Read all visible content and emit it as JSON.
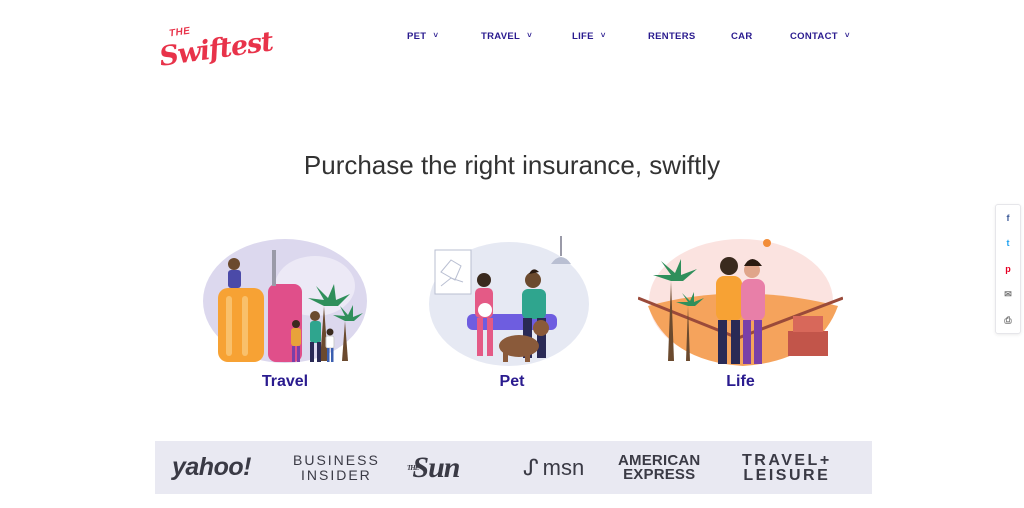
{
  "brand": {
    "logo_top": "THE",
    "logo_main": "Swiftest",
    "color": "#e8334a"
  },
  "nav": {
    "items": [
      {
        "label": "PET",
        "has_dropdown": true
      },
      {
        "label": "TRAVEL",
        "has_dropdown": true
      },
      {
        "label": "LIFE",
        "has_dropdown": true
      },
      {
        "label": "RENTERS",
        "has_dropdown": false
      },
      {
        "label": "CAR",
        "has_dropdown": false
      },
      {
        "label": "CONTACT",
        "has_dropdown": true
      }
    ],
    "chevron": "˅",
    "color": "#2a1b8f"
  },
  "hero": {
    "headline": "Purchase the right insurance, swiftly"
  },
  "cards": [
    {
      "label": "Travel",
      "illustration": "travel-illustration"
    },
    {
      "label": "Pet",
      "illustration": "pet-illustration"
    },
    {
      "label": "Life",
      "illustration": "life-illustration"
    }
  ],
  "social": [
    {
      "name": "facebook-icon",
      "glyph": "f",
      "color": "#3b5998"
    },
    {
      "name": "twitter-icon",
      "glyph": "t",
      "color": "#1da1f2"
    },
    {
      "name": "pinterest-icon",
      "glyph": "p",
      "color": "#e60023"
    },
    {
      "name": "email-icon",
      "glyph": "✉",
      "color": "#777777"
    },
    {
      "name": "print-icon",
      "glyph": "⎙",
      "color": "#777777"
    }
  ],
  "press": {
    "yahoo": "yahoo!",
    "business_insider": [
      "BUSINESS",
      "INSIDER"
    ],
    "the_sun": {
      "small": "THE",
      "main": "Sun"
    },
    "msn": {
      "bird": "ᔑ",
      "text": "msn"
    },
    "amex": [
      "AMERICAN",
      "EXPRESS"
    ],
    "travel_leisure": [
      "TRAVEL+",
      "LEISURE"
    ]
  }
}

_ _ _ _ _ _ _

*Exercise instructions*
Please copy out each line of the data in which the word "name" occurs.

*Task solution*
      "name": "facebook-icon",
      "name": "twitter-icon",
      "name": "pinterest-icon",
      "name": "email-icon",
      "name": "print-icon",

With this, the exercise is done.